Lights, camera, theater!

VHSL theater crew creates memory filled comedy


Gayda Makki

During rehearsals of “Work in Progress” theater arts director Andrew Shaw presents seniors Alli Baxter, Zach Smith and Samantha Massi with constructive criticism.

Gayda Makki, Staff Writer

After thinking, feeling and actually being a character for weeks, the VHSL theater crew walks on stage for another one of their many rehearsals. Unlike traditional shows, this play was only open to the advanced theater students in first period. 

The actors received the play’s script before winter break, so they could read it over break and have a sense of what’s to come. Auditions and role casting were held the first day back from break. The play, “Work in Progress” is an original by theater arts director Andrew Shaw, with about 16 characters, three of which are the main characters. 

“It’s centered around a character who’s a high school student trying to return to normal after losing someone close to them,” Shaw said. “It is based on my own life experience dealing with grief and the loss of a loved one.”

The VHSL theater crew placed first in districts on Jan. 21 and regionals on Feb. 8  and are currently preparing for states on March 4. Rehearsals for upcoming state competition are held in first period and a couple days after school each week.         

Preparations such as role casting started the first day back from break. The first two weeks included memorizing lines, character work, technique specialization and scene transitions.

“All these past weeks we’ve been trying to perfect the play and make it as seamless as possible,” Shaw said. 

Aside from characters, there are also people working behind the stage ensuring the play and the actors are in costume, full makeup and are ready for the show. Junior Lake Ervin is in charge of costumes, hair and makeup. 

“For the first scene everyone is in black, except for the main characters,  but then layers start to get put on,” Ervin said. “I try to make costumes discern characters from each other, so they can all have a different vibe.” 

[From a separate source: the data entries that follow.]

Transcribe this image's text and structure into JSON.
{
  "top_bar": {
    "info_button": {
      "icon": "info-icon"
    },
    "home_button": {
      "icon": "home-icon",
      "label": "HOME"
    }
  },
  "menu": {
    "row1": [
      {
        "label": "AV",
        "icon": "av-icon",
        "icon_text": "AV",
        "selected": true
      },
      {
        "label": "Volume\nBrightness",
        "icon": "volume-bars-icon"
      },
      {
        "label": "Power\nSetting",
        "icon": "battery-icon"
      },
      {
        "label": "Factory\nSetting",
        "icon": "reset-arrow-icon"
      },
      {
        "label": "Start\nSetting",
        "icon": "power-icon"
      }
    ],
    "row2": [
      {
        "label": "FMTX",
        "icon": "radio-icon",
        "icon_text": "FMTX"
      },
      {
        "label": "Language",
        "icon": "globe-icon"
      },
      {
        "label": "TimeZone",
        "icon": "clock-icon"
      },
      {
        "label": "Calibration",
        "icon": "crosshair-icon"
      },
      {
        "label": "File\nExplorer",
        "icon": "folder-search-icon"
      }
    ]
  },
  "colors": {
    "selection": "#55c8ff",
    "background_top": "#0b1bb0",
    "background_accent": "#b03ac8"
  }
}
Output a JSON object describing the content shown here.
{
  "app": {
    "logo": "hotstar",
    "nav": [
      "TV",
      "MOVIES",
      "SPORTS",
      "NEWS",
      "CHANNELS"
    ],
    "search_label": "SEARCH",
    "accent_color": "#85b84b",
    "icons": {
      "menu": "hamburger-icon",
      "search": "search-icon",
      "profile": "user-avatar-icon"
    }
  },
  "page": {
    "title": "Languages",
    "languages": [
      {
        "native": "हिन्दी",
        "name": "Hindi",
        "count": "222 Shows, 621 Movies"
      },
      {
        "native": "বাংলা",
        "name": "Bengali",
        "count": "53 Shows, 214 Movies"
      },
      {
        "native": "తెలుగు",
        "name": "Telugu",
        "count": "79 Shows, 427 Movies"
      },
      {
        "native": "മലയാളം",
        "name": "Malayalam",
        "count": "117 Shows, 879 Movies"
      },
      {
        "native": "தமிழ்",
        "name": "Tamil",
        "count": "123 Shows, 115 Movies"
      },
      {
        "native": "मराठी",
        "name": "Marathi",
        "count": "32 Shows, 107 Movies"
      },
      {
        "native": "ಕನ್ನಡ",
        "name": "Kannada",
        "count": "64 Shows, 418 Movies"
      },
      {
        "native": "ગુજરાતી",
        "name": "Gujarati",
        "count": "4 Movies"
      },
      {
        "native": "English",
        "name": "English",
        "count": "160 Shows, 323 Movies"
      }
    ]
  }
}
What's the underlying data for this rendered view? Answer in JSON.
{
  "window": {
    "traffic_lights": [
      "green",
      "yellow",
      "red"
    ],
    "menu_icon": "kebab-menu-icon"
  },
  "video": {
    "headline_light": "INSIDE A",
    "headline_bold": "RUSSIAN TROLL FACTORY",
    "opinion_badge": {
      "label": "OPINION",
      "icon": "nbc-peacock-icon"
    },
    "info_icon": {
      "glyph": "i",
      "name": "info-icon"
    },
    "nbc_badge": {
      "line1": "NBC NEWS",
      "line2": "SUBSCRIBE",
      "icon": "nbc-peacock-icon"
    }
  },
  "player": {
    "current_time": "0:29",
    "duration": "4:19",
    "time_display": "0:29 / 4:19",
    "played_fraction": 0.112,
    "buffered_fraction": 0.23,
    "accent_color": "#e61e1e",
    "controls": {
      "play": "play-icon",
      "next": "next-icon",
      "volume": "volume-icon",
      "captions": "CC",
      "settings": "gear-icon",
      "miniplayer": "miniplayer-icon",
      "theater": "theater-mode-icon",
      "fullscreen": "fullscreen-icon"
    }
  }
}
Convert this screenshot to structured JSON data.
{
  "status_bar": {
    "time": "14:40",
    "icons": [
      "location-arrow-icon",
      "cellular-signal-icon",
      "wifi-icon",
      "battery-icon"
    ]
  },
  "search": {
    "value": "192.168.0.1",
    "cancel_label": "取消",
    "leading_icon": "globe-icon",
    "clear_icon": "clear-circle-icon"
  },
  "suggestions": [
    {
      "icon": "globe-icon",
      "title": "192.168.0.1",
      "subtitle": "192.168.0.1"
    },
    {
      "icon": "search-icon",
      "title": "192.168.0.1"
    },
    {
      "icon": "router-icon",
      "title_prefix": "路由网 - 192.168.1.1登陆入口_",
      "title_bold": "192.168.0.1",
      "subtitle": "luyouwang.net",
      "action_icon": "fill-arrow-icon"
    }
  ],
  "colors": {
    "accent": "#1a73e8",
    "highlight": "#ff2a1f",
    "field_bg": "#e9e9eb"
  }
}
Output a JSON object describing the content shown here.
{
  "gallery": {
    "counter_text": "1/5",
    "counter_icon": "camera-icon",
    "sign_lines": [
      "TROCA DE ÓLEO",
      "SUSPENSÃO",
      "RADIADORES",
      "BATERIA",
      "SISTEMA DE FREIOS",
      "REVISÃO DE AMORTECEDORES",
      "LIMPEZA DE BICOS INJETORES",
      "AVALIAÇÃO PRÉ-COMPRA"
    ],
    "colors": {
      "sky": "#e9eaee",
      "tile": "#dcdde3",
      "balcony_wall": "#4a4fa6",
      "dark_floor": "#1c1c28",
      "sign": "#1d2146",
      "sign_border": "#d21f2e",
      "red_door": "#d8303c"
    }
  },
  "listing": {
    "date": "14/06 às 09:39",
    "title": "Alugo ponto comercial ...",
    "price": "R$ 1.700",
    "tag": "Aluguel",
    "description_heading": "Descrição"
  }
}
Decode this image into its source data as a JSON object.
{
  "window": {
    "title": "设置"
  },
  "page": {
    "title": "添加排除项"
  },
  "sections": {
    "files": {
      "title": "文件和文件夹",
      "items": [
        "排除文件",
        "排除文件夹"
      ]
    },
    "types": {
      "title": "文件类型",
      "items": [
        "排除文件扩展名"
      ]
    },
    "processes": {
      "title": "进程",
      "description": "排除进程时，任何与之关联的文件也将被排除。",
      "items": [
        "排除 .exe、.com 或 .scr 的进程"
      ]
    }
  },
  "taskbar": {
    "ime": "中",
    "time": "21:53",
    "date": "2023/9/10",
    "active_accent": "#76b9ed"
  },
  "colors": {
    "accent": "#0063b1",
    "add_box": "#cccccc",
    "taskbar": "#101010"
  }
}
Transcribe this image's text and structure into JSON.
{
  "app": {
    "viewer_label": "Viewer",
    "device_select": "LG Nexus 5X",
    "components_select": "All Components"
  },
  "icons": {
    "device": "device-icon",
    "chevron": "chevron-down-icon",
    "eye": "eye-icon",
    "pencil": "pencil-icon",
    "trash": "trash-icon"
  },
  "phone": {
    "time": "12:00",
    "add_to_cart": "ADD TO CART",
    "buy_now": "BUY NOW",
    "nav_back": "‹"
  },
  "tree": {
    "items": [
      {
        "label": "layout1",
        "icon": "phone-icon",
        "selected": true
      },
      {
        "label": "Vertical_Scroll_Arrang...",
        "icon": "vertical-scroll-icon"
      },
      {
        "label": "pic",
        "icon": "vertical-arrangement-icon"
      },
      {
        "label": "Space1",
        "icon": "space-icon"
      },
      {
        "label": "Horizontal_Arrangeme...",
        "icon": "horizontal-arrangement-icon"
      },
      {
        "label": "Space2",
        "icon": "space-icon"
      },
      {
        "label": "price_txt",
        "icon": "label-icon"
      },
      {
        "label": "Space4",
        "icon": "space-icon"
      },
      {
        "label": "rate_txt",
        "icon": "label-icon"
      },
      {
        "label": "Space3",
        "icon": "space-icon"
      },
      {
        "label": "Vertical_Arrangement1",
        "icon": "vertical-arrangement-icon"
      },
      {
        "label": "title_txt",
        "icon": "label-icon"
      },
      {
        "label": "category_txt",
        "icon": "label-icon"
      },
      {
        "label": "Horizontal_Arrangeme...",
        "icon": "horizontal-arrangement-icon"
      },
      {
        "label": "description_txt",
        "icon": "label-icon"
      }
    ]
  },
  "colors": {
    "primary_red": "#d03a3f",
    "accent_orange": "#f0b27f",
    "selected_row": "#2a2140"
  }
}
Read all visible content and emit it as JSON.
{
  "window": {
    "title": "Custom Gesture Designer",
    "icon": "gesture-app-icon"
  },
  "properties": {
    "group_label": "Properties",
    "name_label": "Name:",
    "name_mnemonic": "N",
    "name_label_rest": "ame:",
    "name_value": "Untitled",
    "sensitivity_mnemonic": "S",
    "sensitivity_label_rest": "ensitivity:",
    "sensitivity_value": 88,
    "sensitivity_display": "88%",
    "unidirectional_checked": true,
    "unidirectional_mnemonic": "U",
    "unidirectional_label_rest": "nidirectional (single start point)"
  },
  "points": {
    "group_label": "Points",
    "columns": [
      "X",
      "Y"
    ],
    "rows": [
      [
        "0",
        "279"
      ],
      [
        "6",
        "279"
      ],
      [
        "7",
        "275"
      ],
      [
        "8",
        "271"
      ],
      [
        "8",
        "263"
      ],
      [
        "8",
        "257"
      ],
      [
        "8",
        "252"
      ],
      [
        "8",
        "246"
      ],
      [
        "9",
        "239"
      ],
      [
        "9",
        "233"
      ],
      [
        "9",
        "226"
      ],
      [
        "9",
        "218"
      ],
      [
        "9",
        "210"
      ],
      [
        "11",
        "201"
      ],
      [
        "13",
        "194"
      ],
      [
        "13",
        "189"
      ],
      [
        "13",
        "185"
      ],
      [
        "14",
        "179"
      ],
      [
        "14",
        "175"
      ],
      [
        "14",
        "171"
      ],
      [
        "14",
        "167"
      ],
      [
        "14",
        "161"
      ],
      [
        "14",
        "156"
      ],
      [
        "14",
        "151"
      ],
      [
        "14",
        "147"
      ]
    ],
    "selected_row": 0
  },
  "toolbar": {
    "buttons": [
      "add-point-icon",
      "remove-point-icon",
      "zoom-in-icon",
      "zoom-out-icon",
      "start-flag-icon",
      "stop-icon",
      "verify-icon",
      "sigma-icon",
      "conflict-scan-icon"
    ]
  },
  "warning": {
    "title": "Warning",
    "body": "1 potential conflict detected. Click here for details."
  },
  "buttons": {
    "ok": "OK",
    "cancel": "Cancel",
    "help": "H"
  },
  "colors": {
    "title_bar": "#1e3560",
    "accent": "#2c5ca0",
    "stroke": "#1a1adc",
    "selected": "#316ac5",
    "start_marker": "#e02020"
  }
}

Being an original play, the actors have the freedom to interpret each of their roles in their own way. The individual roles given to the actors were not at all specific and had no significant name. Every character’s name is based on what they do in the play; this way, the actors have the chance to work with their director, Shaw, to create these memory filled characters. 

“I really love watching all the actors perform and the characters they come up with on the way,” Junior Nishmaya Gundapuneedi said. “Getting to see people really build their own character and put them out on stage is really fun for me and allows us to call this play our very own.” 

From past competitions, the VHSL theater crew received some admiration, comments and critiques from judges. They are looking for creativity in the script as well in the actual performance. They were told by judges that their scene transitions were smooth and outstanding. Some goals they’d like to add for future competitions are to perfect these transitions and make them as clean as possible and to include sections of overlapping dialogue in an attempt to sound more like real world conversations. The individuality of the 16 characters and their depth of talent also gained some special recognition from judges. 

“We’re excited from the notes we got [in districts and regionals] to continue to work on,” Shaw said. 

 According to junior Rory Ketzle, everyone in the department is dedicated to not only theater, but also to each other. 

“If we mess around during rehearsals, we’re not only disrespecting our director, but also our cast members as well,” junior Rory Ketzle said. “They have spent hours and hours preparing themselves, so it’s all about respect and pride in what we are doing.” 

One of the last major improvements the actors are trying to implement is a precise presentation of humor in the play. When performing at districts, the director and actors realized that the audience didn’t know they were allowed to laugh. 

“We started out with a funeral and it was a bit sad and gloomy, and so I guess it wasn’t clear for people that this show was supposed to be humorous,” Shaw said. 

In response to this, they decided to pinpoint a couple of jokes and tweak the delivery to make it clear that people were meant to laugh; the cast continues to practice as a cohort, learning from experience.

“Overall, I think all of the show and the whole crew are going to be very well prepared and have a good time,” Shaw said. “A lot of it comes down to personal preference of the judges, so there’s always going to be one or two judges who don’t like our overlapping dialogue, which is okay, because I have many more ideas to come.”